At the beginning of class, I will ask if students have any questions about their homework. Yesterday, I gave them an open response and two nights to complete it. I will give a few minutes so that students can ask questions about expectations.
We are going to read 5 pages before pausing to write. In these pages, Beatty taunts Montag and threatens Faber, so Montag finally reacts. He points the flame thrower at the Captain and fires. Then he does the same to the other firemen on duty and the mechanical hound, as it injects its poison into his leg. I don't plan to pause often in these pages because I feel like they are designed to be read fast. Everything happens so quickly and I want students to feel that frenzy (RL.9-10.5). When we reach the break in the page, I will go back to the paragraph that describes Beatty's death and we will spend some time analyzing the brutal depiction. Take a look.
This is not the same Montag that we met at the beginning of the text. He is no longer content and worry-free, but a desperate man searching for answers. We will discuss this change (RL.9-10.3). The brutal description of Beatty's murder shows just how desperate Montag is.
At the break in the page, we will also break in the reading and spend more time thinking about what we read. I will ask students to think about this question: Did Beatty want to die? It will seem like a crazy question, but I will ask students to consider how to answer the question. They will need to go into the section we read and analyze his last moments. Then they will have 10 minutes to write a response (W.9-10.10).
In the next section we will read today, Montag decides that Beatty did indeed want to die. Therefore, this time spent journaling prepares them for his realization, whether or not they agree with Montag.
In this section, Montag runs. He becomes a fugitive and flees the scene of his crime. We will pause in our reading when Montag declares that Beatty wanted to die to ask what everyone thinks about the statement. We will also discuss the way the sentence is written: it is italicized and written as its own paragraph. It is written so that we pay attention to it (RL.9-10.5).
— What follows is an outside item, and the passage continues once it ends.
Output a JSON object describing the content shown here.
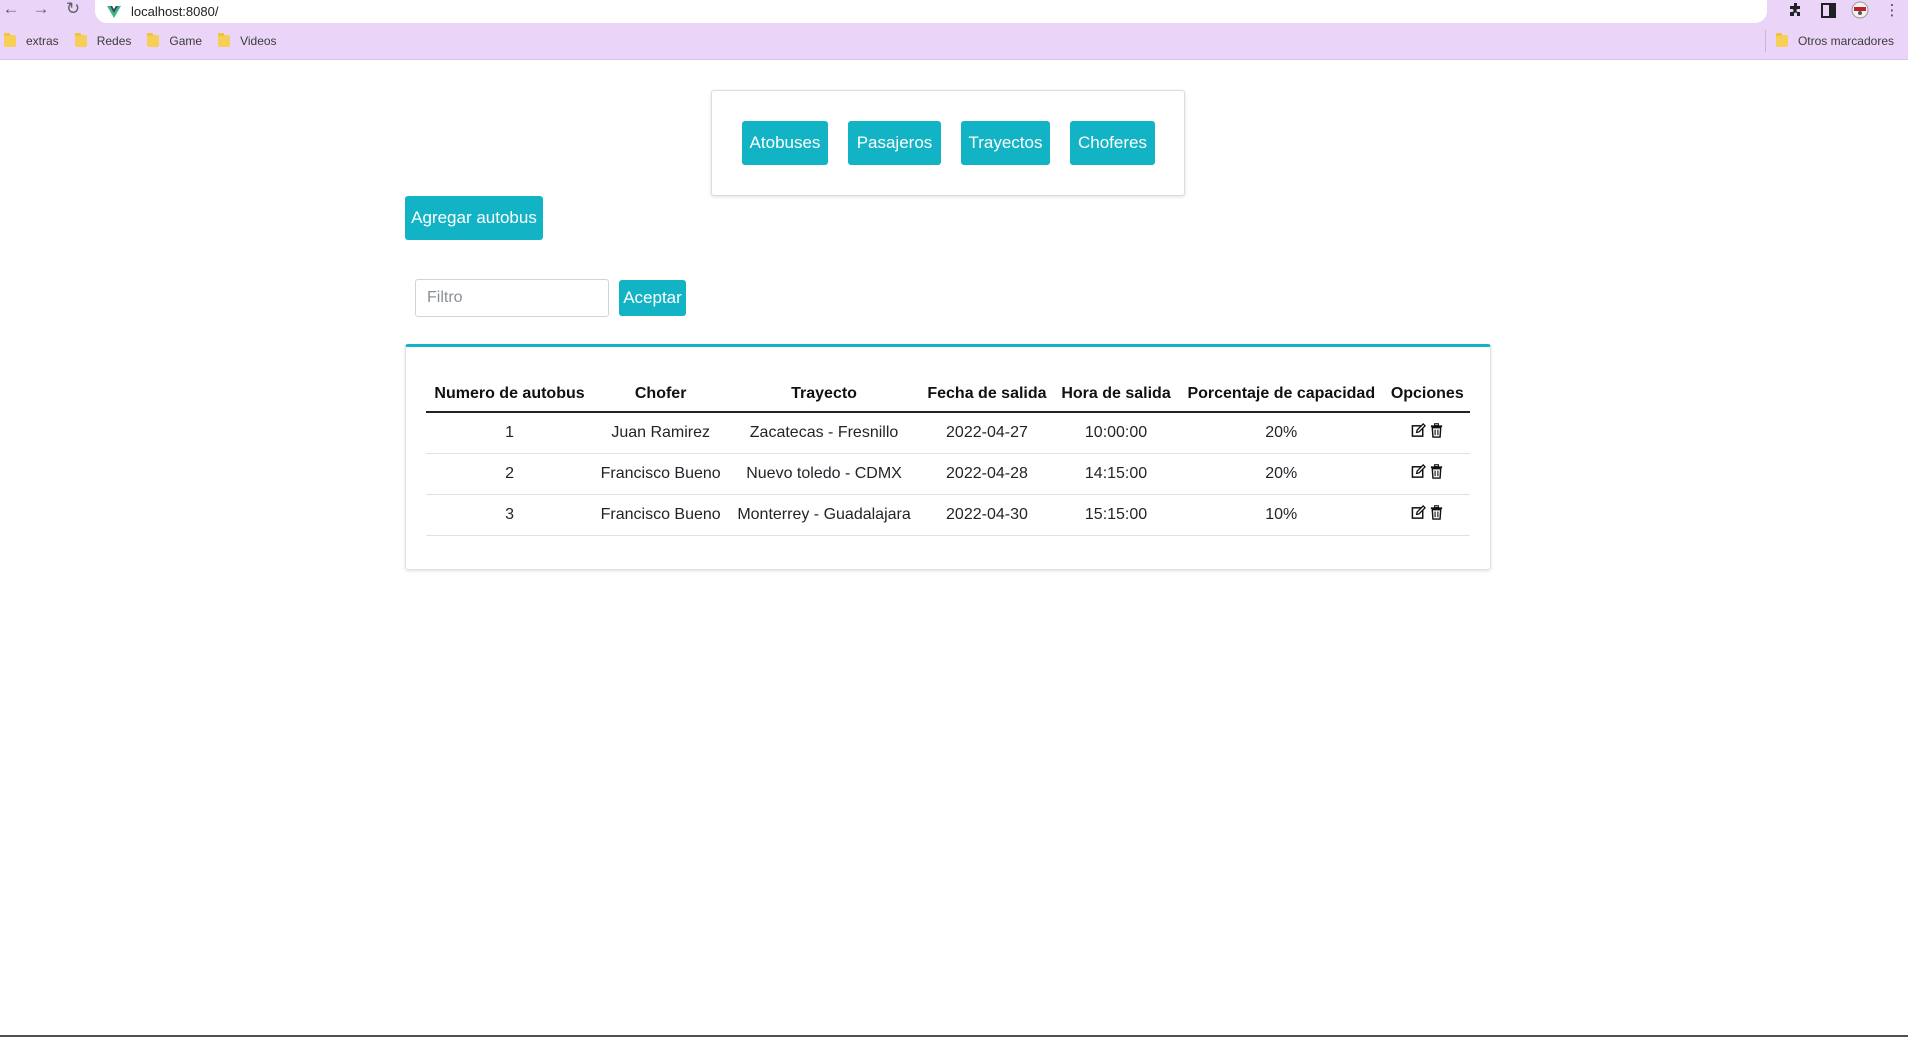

This realization about Beatty is an important moment for Montag. He doesn't fully understand what he is running toward, but he begins to understand what he is running from. Everyone in this society did not acknowledge their own unhappiness, much like Montag when we met him, but Beatty knew better than anyone else what society was missing; he knew he was unhappy, but didn't act to change it. We might pity him more in this moment than we had prior to it. Ultimately, we are learning just how important it is to have an active mind and freedom. As we talk about what Montag is learning, we will also connect it to life (RL.9-10.2).
In the last few minutes of class, I will remind them of their homework: they need to finish their open responses, assigned yesterday. Although we discussed it at the beginning of class, I think it's important to always remind students just before they walk out the door.